Happy National Dog Day from Pippin and me! 🐾

(Source: wolveswolves)

Hudson bay wolves (Canis lupus hudsonicus) by joke kok

(Source: wolveswolves)

Alawa, Rocky Mountain gray Wolf (Canis lupus occidentalis), ambassador wolf at Wolf Conservation Center by Michael

(Source: wolveswolves)

Mexican gray wolves (Canis lupus baileyi) by Craig Salvas

(Source: wolveswolves)

methfoxes asked:
Obviously you should avoid wolf encounters. I live in Alaska and you can go up to anyone and say "hey what about wolves". I always get different answers (one girl said run. She was joking but really, no) so I've decided to go to the expert. What do you do in case of an encounter with a single wolf and also a pair/pack of wolves? I know wolf encounters are rare in northern parts of Alaska (anchorage and northern cities) just because of the sheer size of the land but anything can happen yo

The reason why encounters with wild wolves are rare, is because wolves are extremely shy animals. Over time, wolves learned to see us as dangerous, and will avoid us at all costs. If you spot a wolf in the wild, it is most likely not aware of your presence. Most of the time they are aware of our presence first, instead of the other way around.
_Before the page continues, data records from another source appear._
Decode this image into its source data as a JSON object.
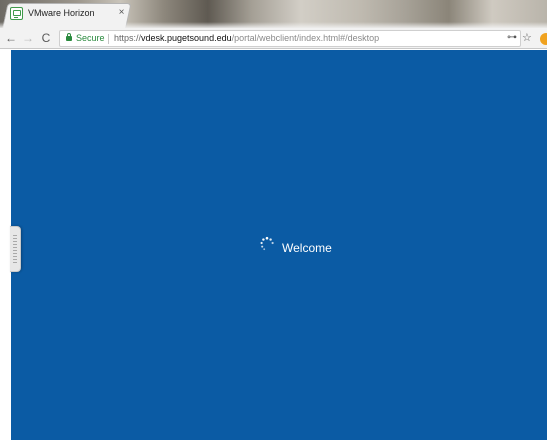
{
  "browser": {
    "tab": {
      "title": "VMware Horizon",
      "close": "×"
    },
    "nav": {
      "back": "←",
      "forward": "→",
      "reload": "C"
    },
    "address_bar": {
      "secure_label": "Secure",
      "url_scheme": "https://",
      "url_host": "vdesk.pugetsound.edu",
      "url_path": "/portal/webclient/index.html#/desktop"
    },
    "toolbar_icons": [
      "key-icon",
      "star-icon",
      "extension-icon"
    ],
    "key_glyph": "⊶",
    "star_glyph": "☆"
  },
  "page": {
    "welcome_text": "Welcome",
    "background_color": "#0b5ba4",
    "text_color": "#ffffff"
  }
}
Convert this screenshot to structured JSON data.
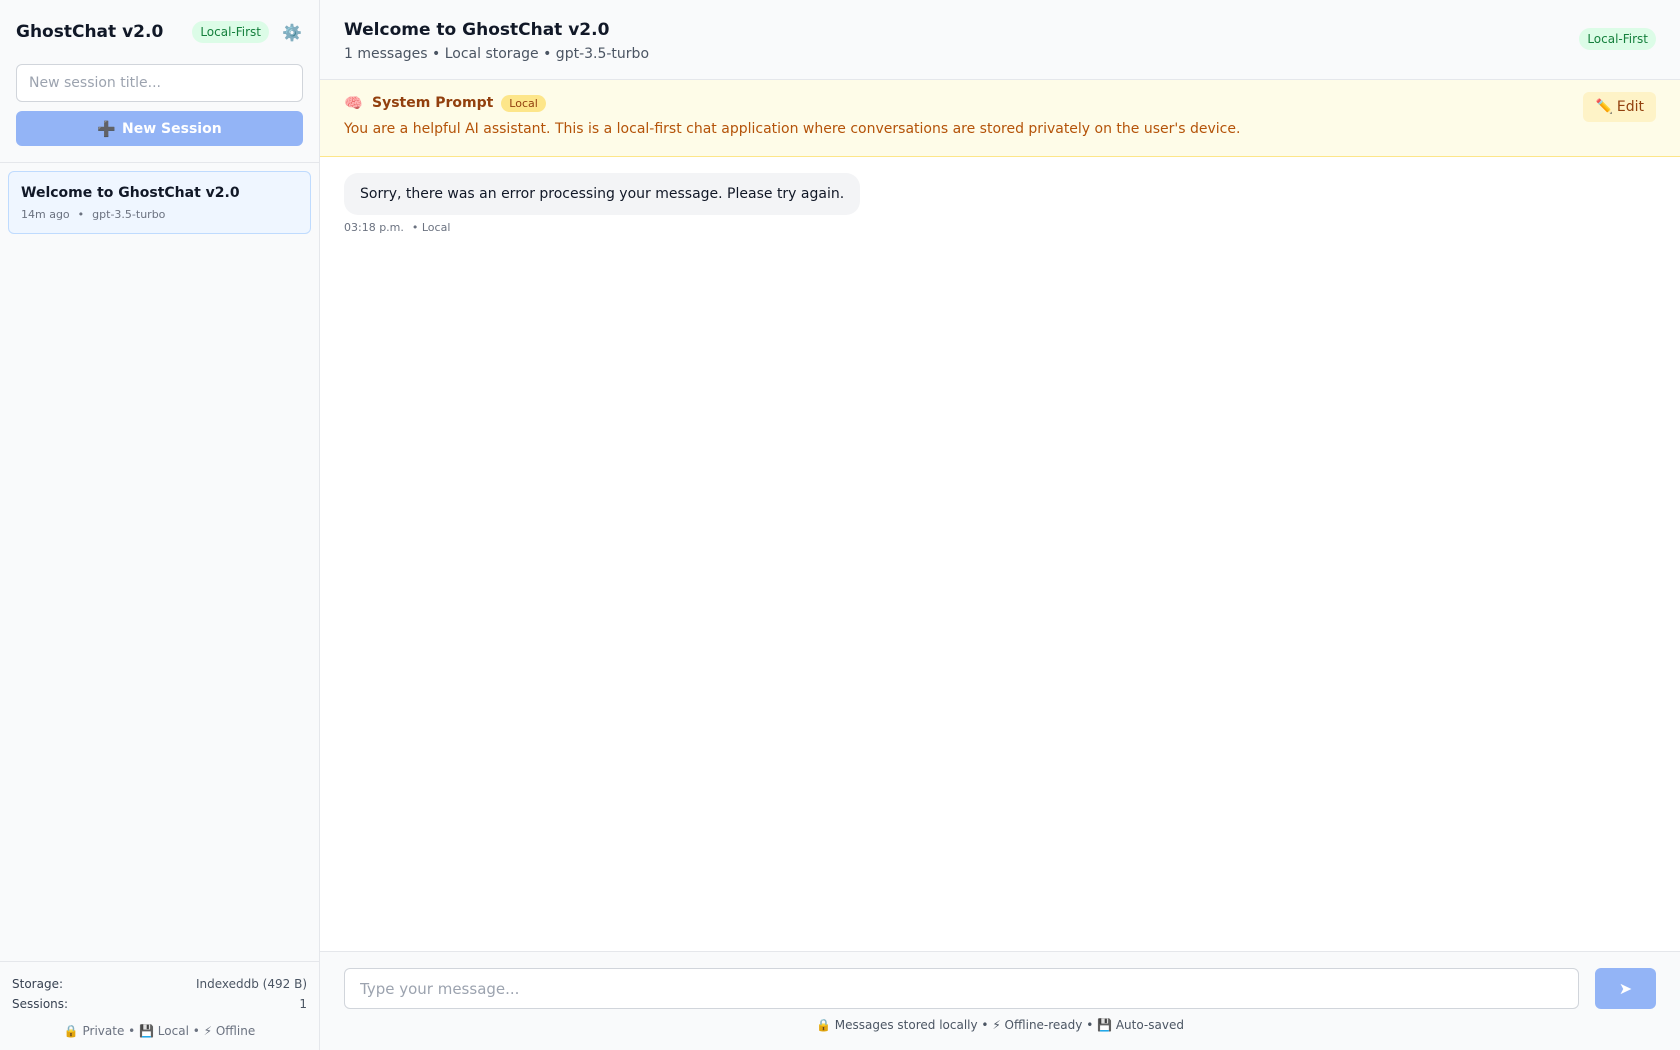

Thisis unlikely, but íf you would encounter a wolf in the wild that is acting agressive towards you and is not scared of encountering you, the following is best to do: don’t run or turn your back on them. Instead, stand your ground, make yourself as big and tall as possible and make as much noise as you can - scream, turn up loud music on your phone, anything. Throw stuff at them if possible. If they don’t go away, back away slowly. This goes for encountering a pack of wolves as well. If they attack and you can, climb into a tree. Otherwise curl up on the ground and cover your face and neck.
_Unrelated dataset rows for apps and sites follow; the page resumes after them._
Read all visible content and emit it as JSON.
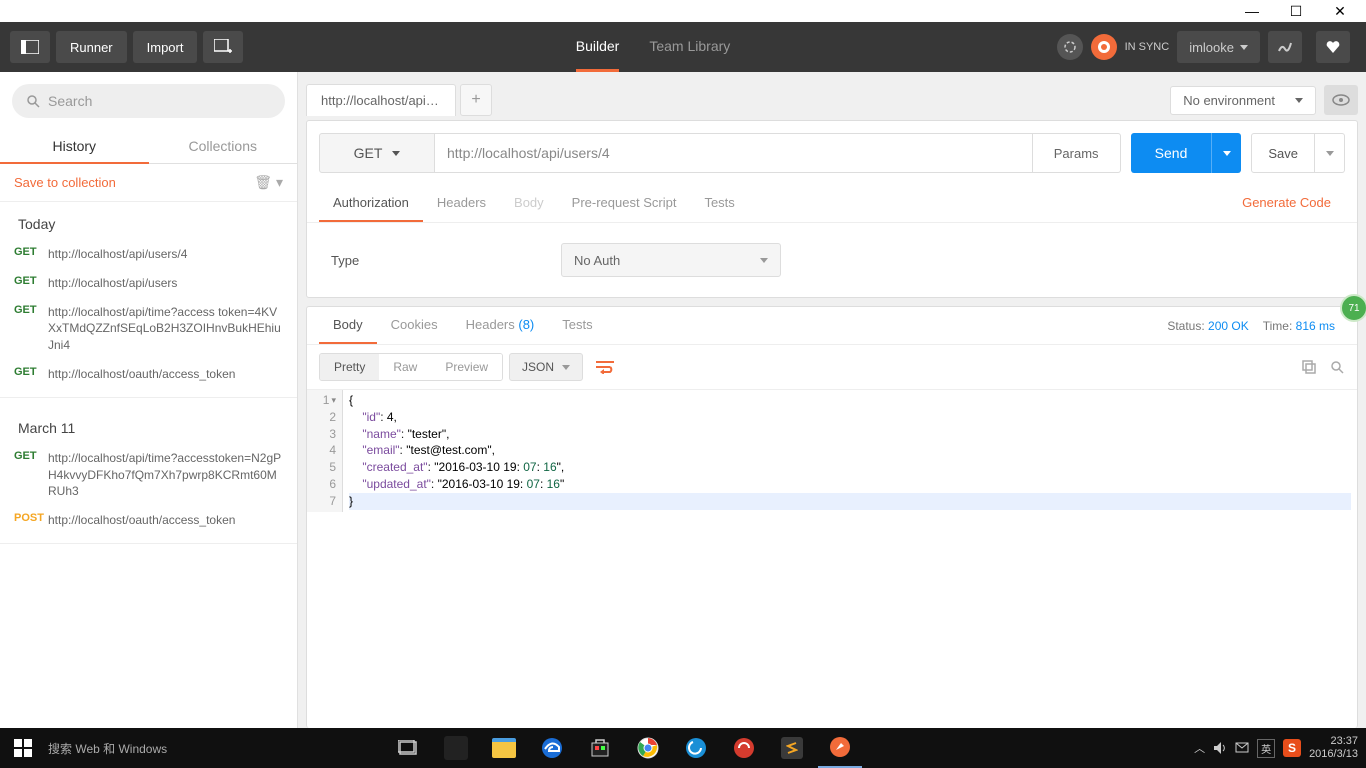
{
  "titlebar": {
    "minimize": "—",
    "maximize": "☐",
    "close": "✕"
  },
  "topbar": {
    "runner": "Runner",
    "import": "Import",
    "builder": "Builder",
    "team_library": "Team Library",
    "sync": "IN SYNC",
    "user": "imlooke"
  },
  "sidebar": {
    "search_placeholder": "Search",
    "history": "History",
    "collections": "Collections",
    "save_to_collection": "Save to collection",
    "sections": [
      {
        "header": "Today",
        "items": [
          {
            "method": "GET",
            "url": "http://localhost/api/users/4"
          },
          {
            "method": "GET",
            "url": "http://localhost/api/users"
          },
          {
            "method": "GET",
            "url": "http://localhost/api/time?access token=4KVXxTMdQZZnfSEqLoB2H3ZOIHnvBukHEhiuJni4"
          },
          {
            "method": "GET",
            "url": "http://localhost/oauth/access_token"
          }
        ]
      },
      {
        "header": "March 11",
        "items": [
          {
            "method": "GET",
            "url": "http://localhost/api/time?accesstoken=N2gPH4kvvyDFKho7fQm7Xh7pwrp8KCRmt60MRUh3"
          },
          {
            "method": "POST",
            "url": "http://localhost/oauth/access_token"
          }
        ]
      }
    ]
  },
  "request": {
    "tab_name": "http://localhost/api/user",
    "env": "No environment",
    "method": "GET",
    "url": "http://localhost/api/users/4",
    "params": "Params",
    "send": "Send",
    "save": "Save",
    "tabs": {
      "auth": "Authorization",
      "headers": "Headers",
      "body": "Body",
      "pre": "Pre-request Script",
      "tests": "Tests"
    },
    "gen_code": "Generate Code",
    "auth_type_label": "Type",
    "auth_type": "No Auth"
  },
  "response": {
    "tabs": {
      "body": "Body",
      "cookies": "Cookies",
      "headers": "Headers",
      "header_count": "(8)",
      "tests": "Tests"
    },
    "status_label": "Status:",
    "status": "200 OK",
    "time_label": "Time:",
    "time": "816 ms",
    "pretty": "Pretty",
    "raw": "Raw",
    "preview": "Preview",
    "format": "JSON",
    "json_lines": [
      {
        "n": "1",
        "t": "{",
        "fold": true
      },
      {
        "n": "2",
        "t": "    \"id\": 4,"
      },
      {
        "n": "3",
        "t": "    \"name\": \"tester\","
      },
      {
        "n": "4",
        "t": "    \"email\": \"test@test.com\","
      },
      {
        "n": "5",
        "t": "    \"created_at\": \"2016-03-10 19:07:16\","
      },
      {
        "n": "6",
        "t": "    \"updated_at\": \"2016-03-10 19:07:16\""
      },
      {
        "n": "7",
        "t": "}",
        "hl": true
      }
    ]
  },
  "badge": "71",
  "taskbar": {
    "search": "搜索 Web 和 Windows",
    "ime": "英",
    "time": "23:37",
    "date": "2016/3/13"
  }
}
Again, the above is in the extreme and unlikely situation of wild wolves being agressive and unafraid towards humans. In most wolf encounter cases, the wolf will flee once it becomes aware of you, or will curiously observe you from a safe distance for a while, to then most likely loose interest and proceed whatever it was doing.

In case you’re in an enclosure: stand with your back to the fence, and move to the exit while keeping your back to the fence. Make sure you don’t trip.

When a human enters a place where wild wolves live who have not yet experienced encounters with humans, there is a change they will come and check you out when they have the feeling you are not a threat. In this case I mean really coming up close to sniff you and really check you out. If this ever happens to you (although this is a véry unlikely thing because as stated above, most wolves ‘know’ of humans and learned to avoid them and see them as dangerous), best thing to do is stay low to the ground and don’t make any eye contact. This makes it sound like they are very aggressive animals, but this is just purely to make sure to act in the most save way - better safe than sorry. Once they’ve discovered you are not a threat, they will most likely loose interest in you, leave you alone and no longer bother about you.

deathowler asked:
To the anon asking about observing wolves. Tell them to look up the Wolf Science Center in Austria. They take people from different fields but it can be a bit intense if you don't know the basic wolf behaviour( but a good book can teach you that). If that's too much then they can always look at Wolf Watch UK and visit there for a few days and observe the wolves there. Hope it helps and don't let one rude person keep you down


Endangered Wolf Center: “When we set up the trail cameras, unfortunately sometimes we don’t get it at the perfect level. Here we have just the top of our male red wolf, Scout’s head. He was still very curious!”

View live cams here!

(Source: wolveswolves)